## TASK DETAILS
Word for word, set down the listing that appears after this line.
-- Opening Marker --
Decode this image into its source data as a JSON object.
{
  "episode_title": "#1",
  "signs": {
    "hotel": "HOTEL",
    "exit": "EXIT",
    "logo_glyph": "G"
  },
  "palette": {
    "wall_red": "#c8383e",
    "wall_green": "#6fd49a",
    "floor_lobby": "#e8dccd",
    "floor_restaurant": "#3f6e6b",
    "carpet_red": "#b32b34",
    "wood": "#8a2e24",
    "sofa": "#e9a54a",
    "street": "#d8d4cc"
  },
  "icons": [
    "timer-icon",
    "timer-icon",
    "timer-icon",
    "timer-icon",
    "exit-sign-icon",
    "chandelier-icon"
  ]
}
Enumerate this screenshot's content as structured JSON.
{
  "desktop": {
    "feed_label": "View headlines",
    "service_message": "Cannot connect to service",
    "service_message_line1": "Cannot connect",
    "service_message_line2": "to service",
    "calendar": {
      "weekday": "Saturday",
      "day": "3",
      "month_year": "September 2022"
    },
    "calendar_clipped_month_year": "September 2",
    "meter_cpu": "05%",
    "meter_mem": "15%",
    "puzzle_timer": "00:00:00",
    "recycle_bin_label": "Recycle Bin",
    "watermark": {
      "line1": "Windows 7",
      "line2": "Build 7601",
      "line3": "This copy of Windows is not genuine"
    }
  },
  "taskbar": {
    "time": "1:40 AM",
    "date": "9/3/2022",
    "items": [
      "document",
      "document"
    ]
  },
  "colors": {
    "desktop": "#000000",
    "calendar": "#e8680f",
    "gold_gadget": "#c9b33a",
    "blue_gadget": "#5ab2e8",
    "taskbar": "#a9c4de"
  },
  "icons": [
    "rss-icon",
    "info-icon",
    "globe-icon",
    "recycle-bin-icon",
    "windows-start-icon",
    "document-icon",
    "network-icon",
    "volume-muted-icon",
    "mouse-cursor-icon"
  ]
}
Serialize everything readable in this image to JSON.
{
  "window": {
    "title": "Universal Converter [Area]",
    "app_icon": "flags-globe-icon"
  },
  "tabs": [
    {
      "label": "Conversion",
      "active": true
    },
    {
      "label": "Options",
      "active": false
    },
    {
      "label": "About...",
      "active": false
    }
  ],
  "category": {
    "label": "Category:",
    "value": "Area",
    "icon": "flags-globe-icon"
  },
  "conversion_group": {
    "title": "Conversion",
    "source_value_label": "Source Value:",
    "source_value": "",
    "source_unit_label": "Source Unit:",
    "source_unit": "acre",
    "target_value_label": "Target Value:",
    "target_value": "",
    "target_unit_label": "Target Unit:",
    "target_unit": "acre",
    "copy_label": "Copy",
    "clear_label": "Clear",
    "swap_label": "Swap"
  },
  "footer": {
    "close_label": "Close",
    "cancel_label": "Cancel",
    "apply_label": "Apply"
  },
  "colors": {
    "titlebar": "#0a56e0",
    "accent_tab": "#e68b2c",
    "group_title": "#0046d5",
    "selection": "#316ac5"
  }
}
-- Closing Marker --
## RESULT OF THIS EXERCISE
Decode this image into its source data as a JSON object.
{
  "episode_title": "#1",
  "signs": {
    "hotel": "HOTEL",
    "exit": "EXIT",
    "logo_glyph": "G"
  },
  "palette": {
    "wall_red": "#c8383e",
    "wall_green": "#6fd49a",
    "floor_lobby": "#e8dccd",
    "floor_restaurant": "#3f6e6b",
    "carpet_red": "#b32b34",
    "wood": "#8a2e24",
    "sofa": "#e9a54a",
    "street": "#d8d4cc"
  },
  "icons": [
    "timer-icon",
    "timer-icon",
    "timer-icon",
    "timer-icon",
    "exit-sign-icon",
    "chandelier-icon"
  ]
}
Enumerate this screenshot's content as structured JSON.
{
  "desktop": {
    "feed_label": "View headlines",
    "service_message": "Cannot connect to service",
    "service_message_line1": "Cannot connect",
    "service_message_line2": "to service",
    "calendar": {
      "weekday": "Saturday",
      "day": "3",
      "month_year": "September 2022"
    },
    "calendar_clipped_month_year": "September 2",
    "meter_cpu": "05%",
    "meter_mem": "15%",
    "puzzle_timer": "00:00:00",
    "recycle_bin_label": "Recycle Bin",
    "watermark": {
      "line1": "Windows 7",
      "line2": "Build 7601",
      "line3": "This copy of Windows is not genuine"
    }
  },
  "taskbar": {
    "time": "1:40 AM",
    "date": "9/3/2022",
    "items": [
      "document",
      "document"
    ]
  },
  "colors": {
    "desktop": "#000000",
    "calendar": "#e8680f",
    "gold_gadget": "#c9b33a",
    "blue_gadget": "#5ab2e8",
    "taskbar": "#a9c4de"
  },
  "icons": [
    "rss-icon",
    "info-icon",
    "globe-icon",
    "recycle-bin-icon",
    "windows-start-icon",
    "document-icon",
    "network-icon",
    "volume-muted-icon",
    "mouse-cursor-icon"
  ]
}
Serialize everything readable in this image to JSON.
{
  "window": {
    "title": "Universal Converter [Area]",
    "app_icon": "flags-globe-icon"
  },
  "tabs": [
    {
      "label": "Conversion",
      "active": true
    },
    {
      "label": "Options",
      "active": false
    },
    {
      "label": "About...",
      "active": false
    }
  ],
  "category": {
    "label": "Category:",
    "value": "Area",
    "icon": "flags-globe-icon"
  },
  "conversion_group": {
    "title": "Conversion",
    "source_value_label": "Source Value:",
    "source_value": "",
    "source_unit_label": "Source Unit:",
    "source_unit": "acre",
    "target_value_label": "Target Value:",
    "target_value": "",
    "target_unit_label": "Target Unit:",
    "target_unit": "acre",
    "copy_label": "Copy",
    "clear_label": "Clear",
    "swap_label": "Swap"
  },
  "footer": {
    "close_label": "Close",
    "cancel_label": "Cancel",
    "apply_label": "Apply"
  },
  "colors": {
    "titlebar": "#0a56e0",
    "accent_tab": "#e68b2c",
    "group_title": "#0046d5",
    "selection": "#316ac5"
  }
}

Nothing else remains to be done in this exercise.